John Thavis tells Dave Davies about what he observed about communication within the Vatican during his 30 years reporting on it:

I wasn’t reporting too long at the Vatican before I realized that, when I would go to interview someone at a Vatican office, that after I was through with my questions they always had questions for me and many of [the questions] concerned, ‘What is another Vatican department doing?’ And I soon realized that there really is little or no cross-communication inside the Vatican. It may seem amazing to outsiders but the pope, for example, doesn’t hold Cabinet meetings. He doesn’t convene his top managers once a week or once a month or maybe even once a year and sit them down and say, 'We’ve got to be on the same page. What are the projects you’re working on? Here’s what I want to do. Let’s makes sure we get our signals straight.’ This generally does not happen and probably a lot of people feel it’s time that it does happen.

Image by SpanishSoul/Flickr

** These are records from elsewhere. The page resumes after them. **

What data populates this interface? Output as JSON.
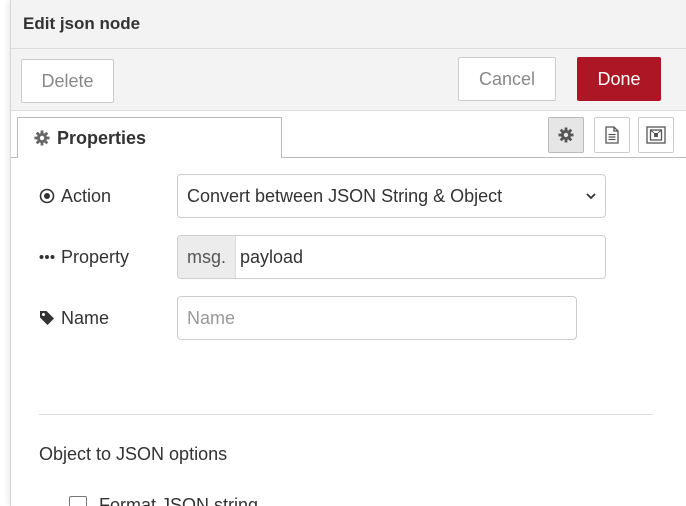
{
  "header": {
    "title": "Edit json node"
  },
  "toolbar": {
    "delete_label": "Delete",
    "cancel_label": "Cancel",
    "done_label": "Done"
  },
  "tabs": [
    {
      "label": "Properties",
      "icon": "gear-icon"
    }
  ],
  "tab_tools": [
    "gear-icon",
    "document-icon",
    "frame-icon"
  ],
  "form": {
    "action": {
      "label": "Action",
      "icon": "target-icon",
      "value": "Convert between JSON String & Object"
    },
    "property": {
      "label": "Property",
      "icon": "ellipsis-icon",
      "type": "msg.",
      "value": "payload"
    },
    "name": {
      "label": "Name",
      "icon": "tag-icon",
      "value": "",
      "placeholder": "Name"
    }
  },
  "options": {
    "title": "Object to JSON options",
    "format_label": "Format JSON string",
    "format_checked": false
  },
  "colors": {
    "done": "#ad1625",
    "header_bg": "#f3f3f3"
  }
}
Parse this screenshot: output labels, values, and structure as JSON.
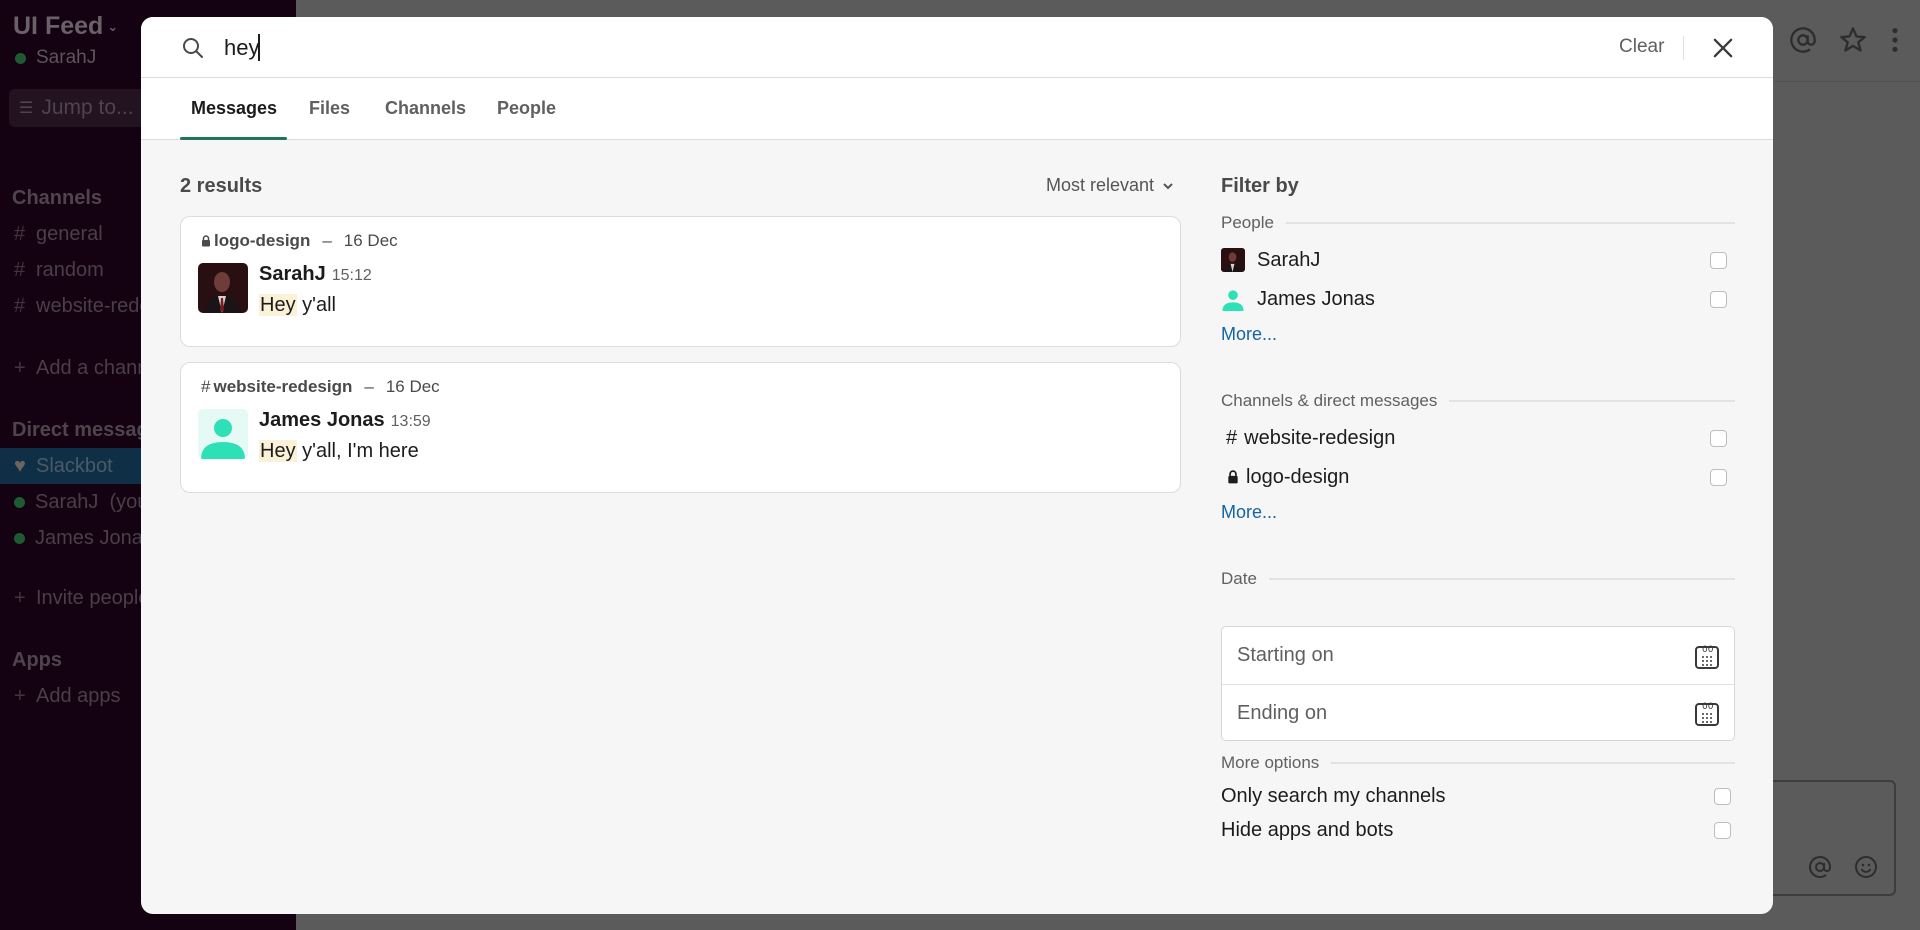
{
  "sidebar": {
    "workspace": "UI Feed",
    "user": "SarahJ",
    "jump_to": "Jump to...",
    "channels_header": "Channels",
    "channels": [
      "general",
      "random",
      "website-redesign"
    ],
    "add_channel": "Add a channel",
    "dm_header": "Direct messages",
    "dms": [
      {
        "name": "Slackbot",
        "suffix": ""
      },
      {
        "name": "SarahJ",
        "suffix": "(you)"
      },
      {
        "name": "James Jonas",
        "suffix": ""
      }
    ],
    "invite": "Invite people",
    "apps_header": "Apps",
    "add_apps": "Add apps"
  },
  "search": {
    "query": "hey",
    "clear_label": "Clear"
  },
  "tabs": [
    {
      "label": "Messages",
      "active": true
    },
    {
      "label": "Files",
      "active": false
    },
    {
      "label": "Channels",
      "active": false
    },
    {
      "label": "People",
      "active": false
    }
  ],
  "results": {
    "count_label": "2 results",
    "sort_label": "Most relevant",
    "items": [
      {
        "channel": "logo-design",
        "channel_type": "private",
        "date": "16 Dec",
        "author": "SarahJ",
        "time": "15:12",
        "highlight": "Hey",
        "rest": " y'all"
      },
      {
        "channel": "website-redesign",
        "channel_type": "public",
        "date": "16 Dec",
        "author": "James Jonas",
        "time": "13:59",
        "highlight": "Hey",
        "rest": " y'all, I'm here"
      }
    ]
  },
  "filter": {
    "title": "Filter by",
    "people_header": "People",
    "people": [
      "SarahJ",
      "James Jonas"
    ],
    "people_more": "More...",
    "channels_header": "Channels & direct messages",
    "channels": [
      "website-redesign",
      "logo-design"
    ],
    "channels_more": "More...",
    "date_header": "Date",
    "starting_placeholder": "Starting on",
    "ending_placeholder": "Ending on",
    "more_options_header": "More options",
    "options": [
      "Only search my channels",
      "Hide apps and bots"
    ]
  },
  "colors": {
    "accent_tab": "#1e7656",
    "link": "#1264a3",
    "highlight": "#fbf1d6",
    "avatar_teal": "#2ee0b5"
  }
}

I have had moments of joy and light, but also moments that haven’t been easy … moments of turbulent seas and rough winds, as has occurred in the history of the church when it seemed like the Lord was sleeping.
—  Pope Benedict XVI today in his farewell address. While Cardinals gather in Rome to choose a new Pope, the Vatican is reeling from scandals–child sex abuse, corruption at the Vatican bank, the leaking of secret Church documents. On Fresh Air today veteran Vatican reporter, John Thavis, details this unprecedented time in the history of the Catholic Church.